When your dog turns on the wet mouth and mooch eyes at your breakfast banana, you can share. In fact, your dog can eat most fruits that you eat. Start with small bites and learn what fruits agree with your buddy’s tummy and taste buds.
Offer your pup an apricot sliver, apple slice or melon bite. Watch for his reaction. If he sniffs and turns away, throw out the fruit and try another time. If he trots off with it, follow the dog and make sure the treat gets eaten. You do not want it half-chewed and abandoned in a corner or behind his bed. Fruits like blueberries are snacks for the dog but stains for the carpet. If he eats a piece of fresh fruit and looks for more, give another piece or two. Start with small portions and watch for flatulence or diarrhea. If this happens, cut back on portions or change fruits. Or you can give the fruit after a meal, or mixed as a kibble topper, to minimize tummy upset.
Pick up frozen fruit medleys for convenient treats. Choose mixed berries or melon chunk blends with no sugar. When you add them to your fruit salad or cereal, toss a couple in the dog dish as a snack. In hot weather, offer a frozen melon ball or strawberry instead of ice cubes or ice cream. These fruits thaw quickly and make cool treats. Dogs, especially puppies, enjoy the chilled fruit because it cools their gums.
Your dog may ignore raw apple in favor of stewed apples or applesauce. If he spits out fresh blackberries, try a few stewed berries on his kibble. For a finicky or sensitive-stomach dog, cook the fruit to break down fiber and make it more palatable. Microwave the fruit until it is tender. No sugar or other sweetener is necessary. For a handy dessert, look for stewed fruit baby food with no salt or sweeteners. And check out dehydrated fruit for you and your dog to share on hikes and trips.

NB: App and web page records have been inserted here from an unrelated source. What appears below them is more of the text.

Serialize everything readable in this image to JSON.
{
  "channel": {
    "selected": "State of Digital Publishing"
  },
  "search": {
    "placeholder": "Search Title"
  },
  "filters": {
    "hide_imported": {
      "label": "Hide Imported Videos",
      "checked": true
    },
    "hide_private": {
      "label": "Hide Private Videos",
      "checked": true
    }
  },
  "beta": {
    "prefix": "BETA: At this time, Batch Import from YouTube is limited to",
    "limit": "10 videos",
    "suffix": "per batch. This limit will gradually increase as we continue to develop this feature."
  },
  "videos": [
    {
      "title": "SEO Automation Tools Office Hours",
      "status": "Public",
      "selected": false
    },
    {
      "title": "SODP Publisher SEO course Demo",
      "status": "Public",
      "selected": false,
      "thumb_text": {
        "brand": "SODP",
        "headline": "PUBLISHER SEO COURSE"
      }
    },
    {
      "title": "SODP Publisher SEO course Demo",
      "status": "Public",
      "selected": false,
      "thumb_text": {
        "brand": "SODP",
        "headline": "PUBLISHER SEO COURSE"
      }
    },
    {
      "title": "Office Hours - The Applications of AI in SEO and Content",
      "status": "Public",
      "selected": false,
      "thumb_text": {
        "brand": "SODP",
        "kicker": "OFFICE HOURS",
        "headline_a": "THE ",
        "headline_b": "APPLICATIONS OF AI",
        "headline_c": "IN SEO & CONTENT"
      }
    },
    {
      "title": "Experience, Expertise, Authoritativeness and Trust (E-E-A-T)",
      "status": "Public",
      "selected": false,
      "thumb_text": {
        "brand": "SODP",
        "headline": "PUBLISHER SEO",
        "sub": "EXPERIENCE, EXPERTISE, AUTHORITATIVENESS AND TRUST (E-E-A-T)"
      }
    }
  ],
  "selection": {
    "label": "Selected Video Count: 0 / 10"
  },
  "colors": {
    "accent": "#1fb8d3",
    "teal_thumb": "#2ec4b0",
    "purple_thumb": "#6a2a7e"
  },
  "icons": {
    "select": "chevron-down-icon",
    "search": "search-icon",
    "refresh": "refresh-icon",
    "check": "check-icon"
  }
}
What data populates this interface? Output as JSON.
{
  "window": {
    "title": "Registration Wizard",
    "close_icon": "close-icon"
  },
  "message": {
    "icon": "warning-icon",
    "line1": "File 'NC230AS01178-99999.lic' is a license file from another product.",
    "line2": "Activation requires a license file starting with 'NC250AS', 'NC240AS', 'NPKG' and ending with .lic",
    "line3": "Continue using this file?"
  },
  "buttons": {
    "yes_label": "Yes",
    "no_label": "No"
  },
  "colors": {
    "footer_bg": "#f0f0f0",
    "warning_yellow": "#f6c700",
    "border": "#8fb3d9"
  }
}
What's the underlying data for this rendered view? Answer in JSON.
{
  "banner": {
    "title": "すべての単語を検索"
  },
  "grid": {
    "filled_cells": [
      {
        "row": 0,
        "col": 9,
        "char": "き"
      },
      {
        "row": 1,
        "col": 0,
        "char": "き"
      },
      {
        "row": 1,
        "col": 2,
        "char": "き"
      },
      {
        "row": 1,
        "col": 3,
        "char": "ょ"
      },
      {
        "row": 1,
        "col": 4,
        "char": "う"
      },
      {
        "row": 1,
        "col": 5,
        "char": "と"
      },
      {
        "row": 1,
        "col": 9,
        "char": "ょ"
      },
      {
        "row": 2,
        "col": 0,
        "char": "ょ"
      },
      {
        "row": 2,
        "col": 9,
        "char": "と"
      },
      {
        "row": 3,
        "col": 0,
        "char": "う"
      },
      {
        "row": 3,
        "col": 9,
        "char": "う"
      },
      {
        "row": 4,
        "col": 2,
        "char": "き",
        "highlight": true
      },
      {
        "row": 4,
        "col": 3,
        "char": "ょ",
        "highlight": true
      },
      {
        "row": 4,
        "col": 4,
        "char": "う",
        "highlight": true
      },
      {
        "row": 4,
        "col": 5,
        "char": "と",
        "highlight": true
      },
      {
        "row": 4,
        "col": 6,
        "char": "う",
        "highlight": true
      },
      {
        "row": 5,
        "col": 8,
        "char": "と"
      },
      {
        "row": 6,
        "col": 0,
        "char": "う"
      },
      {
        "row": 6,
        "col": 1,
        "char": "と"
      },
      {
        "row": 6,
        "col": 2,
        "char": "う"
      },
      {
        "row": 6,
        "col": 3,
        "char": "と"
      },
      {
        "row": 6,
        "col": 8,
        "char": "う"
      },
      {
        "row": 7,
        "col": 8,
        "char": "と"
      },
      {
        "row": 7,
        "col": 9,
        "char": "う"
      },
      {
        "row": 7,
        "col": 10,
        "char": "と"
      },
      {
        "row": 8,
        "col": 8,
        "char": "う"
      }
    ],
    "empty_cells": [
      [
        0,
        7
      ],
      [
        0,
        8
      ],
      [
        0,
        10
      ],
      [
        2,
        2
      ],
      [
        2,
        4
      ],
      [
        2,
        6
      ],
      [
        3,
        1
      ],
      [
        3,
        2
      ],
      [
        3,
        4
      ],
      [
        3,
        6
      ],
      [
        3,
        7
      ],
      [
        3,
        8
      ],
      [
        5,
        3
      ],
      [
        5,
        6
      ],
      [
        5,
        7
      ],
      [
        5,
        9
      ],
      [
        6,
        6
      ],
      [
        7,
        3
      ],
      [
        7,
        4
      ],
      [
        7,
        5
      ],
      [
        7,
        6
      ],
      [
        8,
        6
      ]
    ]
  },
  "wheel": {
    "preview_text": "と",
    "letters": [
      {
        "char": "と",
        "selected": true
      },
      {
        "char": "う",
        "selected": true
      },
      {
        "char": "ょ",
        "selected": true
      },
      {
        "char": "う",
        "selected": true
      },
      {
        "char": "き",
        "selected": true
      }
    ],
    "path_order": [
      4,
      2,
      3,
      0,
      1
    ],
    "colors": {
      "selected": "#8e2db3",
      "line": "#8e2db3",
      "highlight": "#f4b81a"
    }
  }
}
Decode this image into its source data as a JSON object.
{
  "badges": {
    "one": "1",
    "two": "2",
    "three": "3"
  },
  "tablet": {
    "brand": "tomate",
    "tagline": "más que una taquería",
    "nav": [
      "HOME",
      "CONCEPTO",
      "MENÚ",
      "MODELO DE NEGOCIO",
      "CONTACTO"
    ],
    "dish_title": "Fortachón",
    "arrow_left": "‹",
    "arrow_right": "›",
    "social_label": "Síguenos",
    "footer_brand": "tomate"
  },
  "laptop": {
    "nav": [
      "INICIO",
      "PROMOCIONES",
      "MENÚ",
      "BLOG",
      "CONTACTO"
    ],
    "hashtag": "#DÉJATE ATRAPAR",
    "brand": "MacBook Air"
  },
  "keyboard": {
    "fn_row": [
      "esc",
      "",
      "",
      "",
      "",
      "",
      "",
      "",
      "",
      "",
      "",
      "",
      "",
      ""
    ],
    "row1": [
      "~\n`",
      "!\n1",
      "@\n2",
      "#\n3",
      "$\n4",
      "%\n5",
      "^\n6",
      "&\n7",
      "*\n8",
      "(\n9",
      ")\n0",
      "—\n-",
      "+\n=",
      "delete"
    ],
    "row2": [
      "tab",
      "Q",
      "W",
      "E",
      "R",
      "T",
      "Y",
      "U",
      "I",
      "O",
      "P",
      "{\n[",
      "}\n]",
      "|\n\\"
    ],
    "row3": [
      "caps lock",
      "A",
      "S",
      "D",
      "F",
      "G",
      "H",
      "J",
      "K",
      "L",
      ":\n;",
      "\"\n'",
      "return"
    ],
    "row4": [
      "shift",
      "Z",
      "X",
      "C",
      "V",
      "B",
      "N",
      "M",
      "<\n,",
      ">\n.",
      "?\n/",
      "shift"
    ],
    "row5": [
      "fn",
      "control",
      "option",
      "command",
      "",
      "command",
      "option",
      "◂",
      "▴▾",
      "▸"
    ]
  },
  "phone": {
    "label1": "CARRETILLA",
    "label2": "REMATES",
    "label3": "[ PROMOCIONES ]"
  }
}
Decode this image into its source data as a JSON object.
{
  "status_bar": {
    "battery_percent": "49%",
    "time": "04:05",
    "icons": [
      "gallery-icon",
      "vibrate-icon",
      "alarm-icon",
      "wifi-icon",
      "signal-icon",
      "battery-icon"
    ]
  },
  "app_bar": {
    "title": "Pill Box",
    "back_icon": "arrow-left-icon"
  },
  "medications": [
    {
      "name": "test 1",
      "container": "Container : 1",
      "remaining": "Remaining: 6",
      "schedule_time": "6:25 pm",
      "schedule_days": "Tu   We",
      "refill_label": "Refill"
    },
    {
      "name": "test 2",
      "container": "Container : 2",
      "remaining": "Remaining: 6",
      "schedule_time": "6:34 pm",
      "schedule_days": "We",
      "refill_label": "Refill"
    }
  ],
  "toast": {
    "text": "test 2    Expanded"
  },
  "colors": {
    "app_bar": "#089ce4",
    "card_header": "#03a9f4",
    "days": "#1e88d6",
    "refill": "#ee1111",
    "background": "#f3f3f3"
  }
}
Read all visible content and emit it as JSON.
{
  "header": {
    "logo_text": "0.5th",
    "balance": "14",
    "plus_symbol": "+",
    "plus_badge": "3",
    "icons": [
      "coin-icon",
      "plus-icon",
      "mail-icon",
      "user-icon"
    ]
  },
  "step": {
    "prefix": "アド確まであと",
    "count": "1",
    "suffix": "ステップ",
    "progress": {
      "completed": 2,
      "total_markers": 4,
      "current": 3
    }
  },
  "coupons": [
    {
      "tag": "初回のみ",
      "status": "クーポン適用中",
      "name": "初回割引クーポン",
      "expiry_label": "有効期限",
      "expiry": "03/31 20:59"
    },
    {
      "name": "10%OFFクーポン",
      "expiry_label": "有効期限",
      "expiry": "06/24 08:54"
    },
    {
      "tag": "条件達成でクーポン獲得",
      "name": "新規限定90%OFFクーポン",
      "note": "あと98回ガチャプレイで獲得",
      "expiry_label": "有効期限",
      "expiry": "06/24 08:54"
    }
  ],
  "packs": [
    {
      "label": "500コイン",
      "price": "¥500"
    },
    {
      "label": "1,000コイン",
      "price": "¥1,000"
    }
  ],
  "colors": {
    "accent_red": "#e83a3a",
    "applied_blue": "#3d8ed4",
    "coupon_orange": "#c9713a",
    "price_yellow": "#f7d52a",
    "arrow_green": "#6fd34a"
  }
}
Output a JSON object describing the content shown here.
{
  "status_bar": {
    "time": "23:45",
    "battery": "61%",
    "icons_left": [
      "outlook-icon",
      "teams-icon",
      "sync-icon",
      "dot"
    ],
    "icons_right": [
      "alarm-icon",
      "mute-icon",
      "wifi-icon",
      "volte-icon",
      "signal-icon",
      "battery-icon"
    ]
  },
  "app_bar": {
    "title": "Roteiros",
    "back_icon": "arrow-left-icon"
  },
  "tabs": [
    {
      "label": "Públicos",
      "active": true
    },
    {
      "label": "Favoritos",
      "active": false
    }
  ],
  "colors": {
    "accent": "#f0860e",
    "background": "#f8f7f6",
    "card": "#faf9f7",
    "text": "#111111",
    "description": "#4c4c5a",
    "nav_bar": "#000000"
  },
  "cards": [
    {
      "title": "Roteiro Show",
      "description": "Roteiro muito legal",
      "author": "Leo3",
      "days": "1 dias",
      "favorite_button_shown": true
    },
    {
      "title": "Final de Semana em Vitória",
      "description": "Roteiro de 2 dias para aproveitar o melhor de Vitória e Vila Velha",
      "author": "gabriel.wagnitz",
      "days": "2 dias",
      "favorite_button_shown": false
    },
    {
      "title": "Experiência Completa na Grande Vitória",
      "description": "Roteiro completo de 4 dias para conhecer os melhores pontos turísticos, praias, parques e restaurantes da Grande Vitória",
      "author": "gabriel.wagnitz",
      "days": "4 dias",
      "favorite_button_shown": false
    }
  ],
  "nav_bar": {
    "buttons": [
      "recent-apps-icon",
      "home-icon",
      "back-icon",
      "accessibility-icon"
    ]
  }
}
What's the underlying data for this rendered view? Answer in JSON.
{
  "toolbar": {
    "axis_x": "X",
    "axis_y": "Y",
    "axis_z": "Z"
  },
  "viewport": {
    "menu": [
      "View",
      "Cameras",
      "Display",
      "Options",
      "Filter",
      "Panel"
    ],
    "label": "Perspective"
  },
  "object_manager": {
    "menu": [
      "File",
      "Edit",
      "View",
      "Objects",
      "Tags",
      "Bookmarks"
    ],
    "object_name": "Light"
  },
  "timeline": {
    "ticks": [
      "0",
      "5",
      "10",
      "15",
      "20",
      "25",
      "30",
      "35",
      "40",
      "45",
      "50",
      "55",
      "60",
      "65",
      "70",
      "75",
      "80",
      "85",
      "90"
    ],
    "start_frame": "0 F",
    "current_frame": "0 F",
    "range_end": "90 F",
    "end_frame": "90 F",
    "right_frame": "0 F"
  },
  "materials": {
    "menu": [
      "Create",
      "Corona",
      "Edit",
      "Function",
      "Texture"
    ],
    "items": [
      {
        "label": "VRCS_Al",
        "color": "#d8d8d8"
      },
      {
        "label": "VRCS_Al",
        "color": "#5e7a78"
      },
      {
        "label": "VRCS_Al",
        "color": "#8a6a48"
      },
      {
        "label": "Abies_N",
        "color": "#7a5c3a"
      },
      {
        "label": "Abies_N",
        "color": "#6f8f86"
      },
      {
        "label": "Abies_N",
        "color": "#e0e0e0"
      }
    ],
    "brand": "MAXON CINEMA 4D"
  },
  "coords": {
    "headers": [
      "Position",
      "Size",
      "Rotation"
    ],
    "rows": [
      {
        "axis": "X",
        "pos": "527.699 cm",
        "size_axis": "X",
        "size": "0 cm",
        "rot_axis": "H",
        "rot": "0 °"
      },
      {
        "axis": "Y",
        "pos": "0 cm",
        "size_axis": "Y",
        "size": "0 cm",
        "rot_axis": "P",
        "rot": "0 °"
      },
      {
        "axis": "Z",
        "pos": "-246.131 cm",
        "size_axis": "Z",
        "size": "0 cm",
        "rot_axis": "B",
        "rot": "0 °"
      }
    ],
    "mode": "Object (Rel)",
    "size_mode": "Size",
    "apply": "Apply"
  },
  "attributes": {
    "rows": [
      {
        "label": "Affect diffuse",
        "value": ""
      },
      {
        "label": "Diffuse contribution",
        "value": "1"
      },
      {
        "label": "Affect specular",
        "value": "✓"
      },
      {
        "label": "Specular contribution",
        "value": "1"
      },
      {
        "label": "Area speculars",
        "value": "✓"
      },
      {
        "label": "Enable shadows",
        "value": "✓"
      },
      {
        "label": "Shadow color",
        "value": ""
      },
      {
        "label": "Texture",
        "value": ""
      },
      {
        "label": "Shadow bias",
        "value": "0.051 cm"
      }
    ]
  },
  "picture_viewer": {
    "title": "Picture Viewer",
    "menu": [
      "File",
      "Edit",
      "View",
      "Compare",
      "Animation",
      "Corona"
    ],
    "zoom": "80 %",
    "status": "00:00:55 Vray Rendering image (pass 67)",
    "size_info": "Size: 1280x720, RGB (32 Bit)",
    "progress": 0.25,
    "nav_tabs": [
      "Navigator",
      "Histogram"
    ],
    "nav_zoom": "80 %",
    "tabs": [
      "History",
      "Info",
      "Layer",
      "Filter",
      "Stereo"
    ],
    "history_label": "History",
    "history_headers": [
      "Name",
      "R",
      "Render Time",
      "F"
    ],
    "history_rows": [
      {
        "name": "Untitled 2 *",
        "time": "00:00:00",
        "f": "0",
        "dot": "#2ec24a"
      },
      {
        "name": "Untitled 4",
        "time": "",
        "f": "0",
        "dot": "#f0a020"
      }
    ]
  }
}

Remove seeds from apples, apricots and other fruits. Hard seeds are not digestible and can harm your dog if he ingests any. Peel thick-skinned fruits such as pomegranate, as tough skin pieces ripped off and swallowed are a choking hazard. Avoid grapes or raisins, as these fruits contain a toxin that can cause canine kidney failure. Keep chocolate-covered fruits away from your dog: Chocolate is tempting but toxic to dogs. Talk to your vet about dog-edible fruits. She can advise you on your dog’s overall health and the fruits most suited to his diet.
Phyllis Benson is a professional writer and creative artist. Her 25-year background includes work as an editor, syndicated reporter and feature writer for publications including "Journal Plus," "McClatchy Newspapers" and "Sacramento Union." Benson earned her Bachelor of Science degree at California Polytechnic University.